We were in Birmingham (West Midlands – not Alabama, USA), the industrial heartland of England and very far away indeed from the Appalachian Mountains. There were no Americans in the cast, though many of us had visited. Our view of Floyd’s world was inaccurate and, if anything, the production was inflected more by my nostalgic and all-but-forgotten infant memories of Connecticut than with precise research on the Deep South. In some ways, therefore, staging Susannah in the UK became about generalising Floyd’s particulars and removing some of the specificity that locates the opera so precisely. Attention to naturalistic detail was deliberately lax and our attempts at authentic accents were less deliberately pitiful. Nevertheless, we believed in what we were doing. We had the impression of a world that seemed credible to us in terms that were meaningful to us. So long as we communicated that, we believed, the audience would feel the same.
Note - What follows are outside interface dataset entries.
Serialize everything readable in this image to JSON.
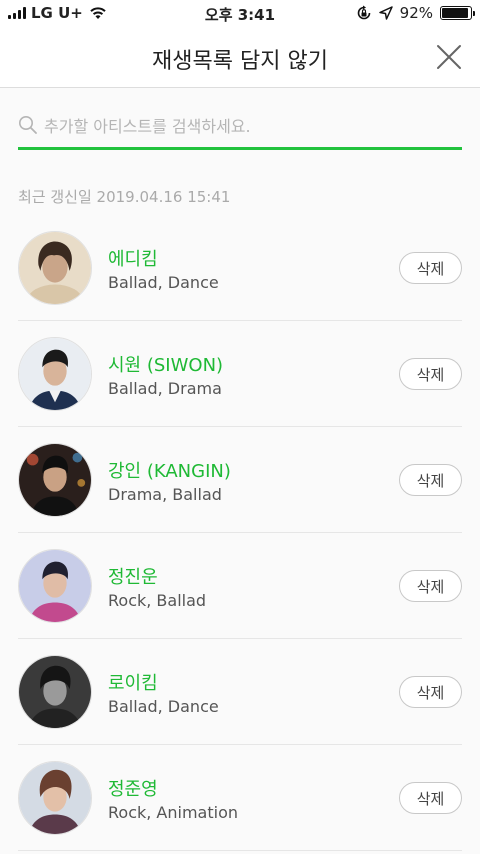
{
  "status_bar": {
    "carrier": "LG U+",
    "time": "오후 3:41",
    "battery_percent": "92%",
    "battery_level": 0.92
  },
  "header": {
    "title": "재생목록 담지 않기"
  },
  "search": {
    "placeholder": "추가할 아티스트를 검색하세요.",
    "value": ""
  },
  "updated_text": "최근 갱신일 2019.04.16 15:41",
  "colors": {
    "accent": "#21c23d",
    "artist_name": "#1fb935"
  },
  "artists": [
    {
      "name": "에디킴",
      "genre": "Ballad, Dance",
      "delete_label": "삭제"
    },
    {
      "name": "시원 (SIWON)",
      "genre": "Ballad, Drama",
      "delete_label": "삭제"
    },
    {
      "name": "강인 (KANGIN)",
      "genre": "Drama, Ballad",
      "delete_label": "삭제"
    },
    {
      "name": "정진운",
      "genre": "Rock, Ballad",
      "delete_label": "삭제"
    },
    {
      "name": "로이킴",
      "genre": "Ballad, Dance",
      "delete_label": "삭제"
    },
    {
      "name": "정준영",
      "genre": "Rock, Animation",
      "delete_label": "삭제"
    }
  ]
}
The space at Midlands Arts Centre (or the mac as it became known) was unconventional, which forced us to think, quite literally, outside the box. My designer was used to staging in-the-round but I had done almost nothing without a proscenium arch. The result, subsequently, was certainly a contribution towards making the audience feel involved and was definitely a case of narrowing the gap. We created a thrust stage that, with the audience on three sides, shoved the story into the public arena. Spectators became voyeurs in a space in which even looking at the stage, let alone stepping on it, was an infringement of personal liberty. We may not have communicated an accurate rendition of Tennessee but the audience absolutely understood their own part in the story and we had a considerable success. People at mac still talk of Susannah, a decade and a half later.
Perhaps Susannah will always mean something more in the United States, just as Verdi’s political operas will always touch rawer passions in a united Italy, but that is because Floyd had an American audience in mind. For Florentine’s audience, I hope this true. However, while Americans might rightly love the opera as theirs, I do not believe that its specificity is what actually makes it great.
Just as the exceptionally parochial characters in Peter Grimes (that British pageant of Cold War paranoia) do not absolve the rest of us of hypocrisy, so there is an Olin Blitch and Mrs. McClean to be found in many a community around the world. Susannah herself is an archetypal symbol of modern womanhood, who will not accept injustice as a status quo. She is an outsider, who will not and must not conform to what is wrong – she is Carmen without the sin. Such figures are not bound by the borders of culture and nationality any more than Carmen struggles to find audiences beyond the slopes of the Pyrenees. Fundamentally, Susannah is no more about square dances and jaybirds than Carmen is about orange sellers and cigarettes. Both are really about the would-be indomitable human spirit and society’s need to dominate it.
Like all great art, it is the universality of a work that truly matters and I remain convinced that Floyd meant his reworking of ‘Susanna and the Elders’ to be expansive, rather than reductive – much as I believe that Mozart wrote Idomeneo as more than an essay on Ancient Greece.
John La Bouchardière